I was just wandering around the ABC’s Religion and Ethics website, which has had quite a makeover recently, and is a very interesting source of news from about the place – not just downloadable audio, but a lot of commentary and articles that has not been published elsewhere.
I clicked on this article which was posted today “The necessity of reform in the Catholic Church” by Geraldine Doogue just to see what she was on about now, and in her article found a link to this report by Noel Debien from a few weeks ago, entitled “Mutinous rumblings among senior Australian Catholic clergy”.
Apparently, Ms Doogue gave her paper at something called the “2010 gathering of the Australian National Council of Catholic Priests in Parramatta, NSW” held in mid-July. Other speakers included the American priest, Donald Cozzens, who was recently hosted here by John Garratt Bookstores, and our own Bishop Geoffrey Robinson. The latter is quoted by Debien as saying:
“Everyone in this room knows very well that George Pell was transferred from Melbourne so he could get the red hat so he would become an elector of the pope. And that was the sole reason … Most bishops would be in favour of the bishops electing the cardinals … What happens at the moment is the pope appoints the cardinals who then elect the pope who then appoints more cardinals and on and on it goes. So it’s a vicious circle. And it is deliberately designed to ensure we do not have another Pope John XXIII.”
Riiiiiight… A conspiracy theory by anyone’s definition, but apparently these words were greeted by “sustained and loud applause”, so he doesn’t appear to be the only one who believes it. Apparently Bishop Robinson received “a 5 minute long ovation from the priests when his arrival was noted”. A popular conspiracy theory then.
The NCCP gathering was, according to Debien, attended by “250 or so priests and bishops”. He describes them as “senior” – a word that could have at least two meanings. As for “mutinous rumblings”, Debien described the atmosphere as something like “pre-revolutionary Paris of 1789”. He writes:
If there had been any pulling of punches early on in this week’s conference, the gloves were well and truly off by the third day. Though I have heard much of what was said before in other places, I have never heard it all said in front of 250 Catholic clergy and five Australian bishops. I have never heard it said so strongly or clearly.

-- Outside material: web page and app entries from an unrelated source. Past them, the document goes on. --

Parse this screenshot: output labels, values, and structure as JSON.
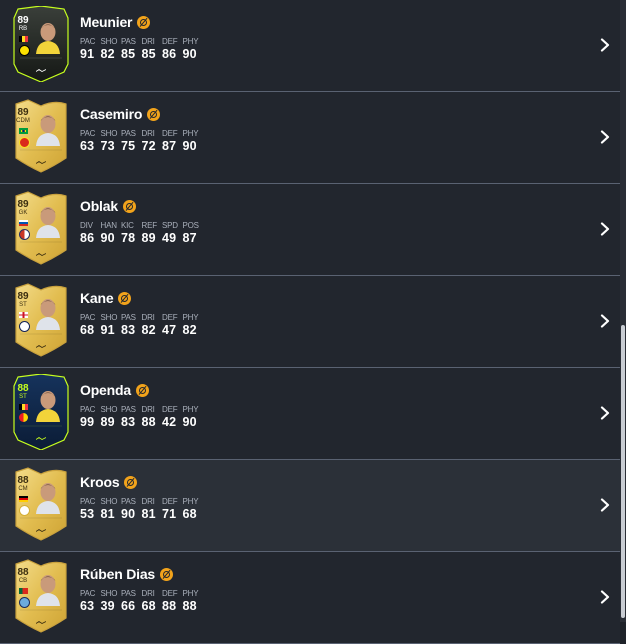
{
  "players": [
    {
      "name": "Meunier",
      "rating": "89",
      "position": "RB",
      "card_style": "dark",
      "nation_flag": "belgium-flag-icon",
      "club_badge": "dortmund-badge-icon",
      "stat_labels": [
        "PAC",
        "SHO",
        "PAS",
        "DRI",
        "DEF",
        "PHY"
      ],
      "stat_values": [
        "91",
        "82",
        "85",
        "85",
        "86",
        "90"
      ]
    },
    {
      "name": "Casemiro",
      "rating": "89",
      "position": "CDM",
      "card_style": "gold",
      "nation_flag": "brazil-flag-icon",
      "club_badge": "manchester-united-badge-icon",
      "stat_labels": [
        "PAC",
        "SHO",
        "PAS",
        "DRI",
        "DEF",
        "PHY"
      ],
      "stat_values": [
        "63",
        "73",
        "75",
        "72",
        "87",
        "90"
      ]
    },
    {
      "name": "Oblak",
      "rating": "89",
      "position": "GK",
      "card_style": "gold",
      "nation_flag": "slovenia-flag-icon",
      "club_badge": "atletico-madrid-badge-icon",
      "stat_labels": [
        "DIV",
        "HAN",
        "KIC",
        "REF",
        "SPD",
        "POS"
      ],
      "stat_values": [
        "86",
        "90",
        "78",
        "89",
        "49",
        "87"
      ]
    },
    {
      "name": "Kane",
      "rating": "89",
      "position": "ST",
      "card_style": "gold",
      "nation_flag": "england-flag-icon",
      "club_badge": "tottenham-badge-icon",
      "stat_labels": [
        "PAC",
        "SHO",
        "PAS",
        "DRI",
        "DEF",
        "PHY"
      ],
      "stat_values": [
        "68",
        "91",
        "83",
        "82",
        "47",
        "82"
      ]
    },
    {
      "name": "Openda",
      "rating": "88",
      "position": "ST",
      "card_style": "navy",
      "nation_flag": "belgium-flag-icon",
      "club_badge": "lens-badge-icon",
      "stat_labels": [
        "PAC",
        "SHO",
        "PAS",
        "DRI",
        "DEF",
        "PHY"
      ],
      "stat_values": [
        "99",
        "89",
        "83",
        "88",
        "42",
        "90"
      ]
    },
    {
      "name": "Kroos",
      "rating": "88",
      "position": "CM",
      "card_style": "gold",
      "nation_flag": "germany-flag-icon",
      "club_badge": "real-madrid-badge-icon",
      "stat_labels": [
        "PAC",
        "SHO",
        "PAS",
        "DRI",
        "DEF",
        "PHY"
      ],
      "stat_values": [
        "53",
        "81",
        "90",
        "81",
        "71",
        "68"
      ]
    },
    {
      "name": "Rúben Dias",
      "rating": "88",
      "position": "CB",
      "card_style": "gold",
      "nation_flag": "portugal-flag-icon",
      "club_badge": "manchester-city-badge-icon",
      "stat_labels": [
        "PAC",
        "SHO",
        "PAS",
        "DRI",
        "DEF",
        "PHY"
      ],
      "stat_values": [
        "63",
        "39",
        "66",
        "68",
        "88",
        "88"
      ]
    }
  ],
  "icons": {
    "chemistry": "chemistry-icon",
    "row_action": "chevron-right-icon"
  },
  "colors": {
    "background": "#22262e",
    "highlight_row": "#2b3038",
    "divider": "#5a6272",
    "gold_card": "#e8c55a",
    "chemistry": "#f2a31b"
  }
}
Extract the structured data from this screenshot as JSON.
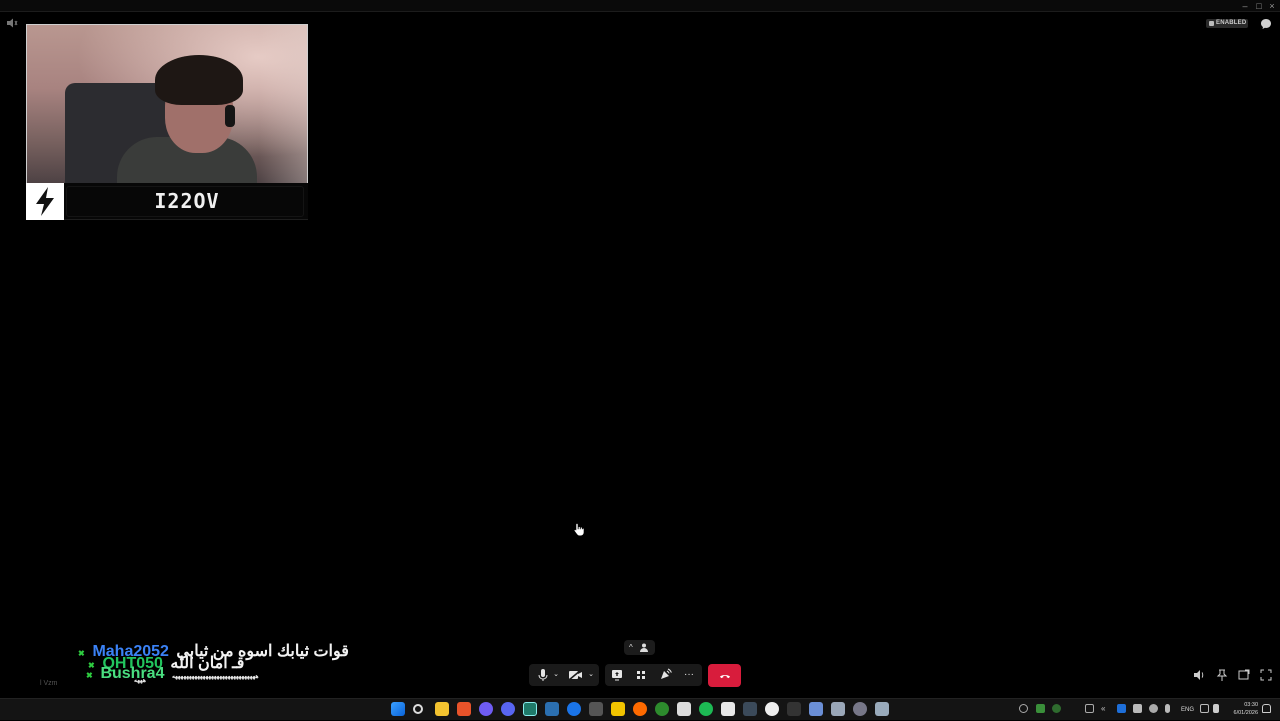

I heard calls for a third Vatican Council, married priests, discussion of women priests, warnings of church implosion, calls for cardinals to be elected by bishops, as well as public criticism of Cardinal Pell’s appointment to Sydney. That was just for starters, and all coinciding with this week’s strong condemnation of women’s ordination by the Congregation for the Doctrine of the Faith. At one point I leant over to a bishop – not noted as a progressive radical – and asked if I could check his pulse. He had the good grace to laugh, though I am not all that sure he was feeling all that jocular. It was pretty strong stuff.
In Australia, there are two organisations for Catholic Clergy. One is the National Council of Catholic Priests, which ran this event. The other is the Australian Confraternity of Catholic Clergy, who would not, I think, invite Ms Doogue, Bishop Robinson or Father Cozzens to one of their parties in a blue fit. One comparison is instructive: the average age of ACCC membership is about twenty years younger than the average age of NCCP membership (but I guess that would mean that the ACCC is less important than the NCCP because that would make them “junior” in comparison to the NCCP’s “senior”). The ACCC is actually a leading light for the world wide Confraternity of Catholic Clergy, and a large number of their group went to Rome recently in answer to the Holy Father’s invitation for priests to gather with him for the closing of te Year for Priests.
Debien finishes his report by saying:
I am still ruminating over what I heard. The real test will be discerning whether this is all just steam being let off by grumpy clergy, or whether it is the enormous glacier of the Catholic church loudly cracking.
What was it that Marie Antoinette said about cake?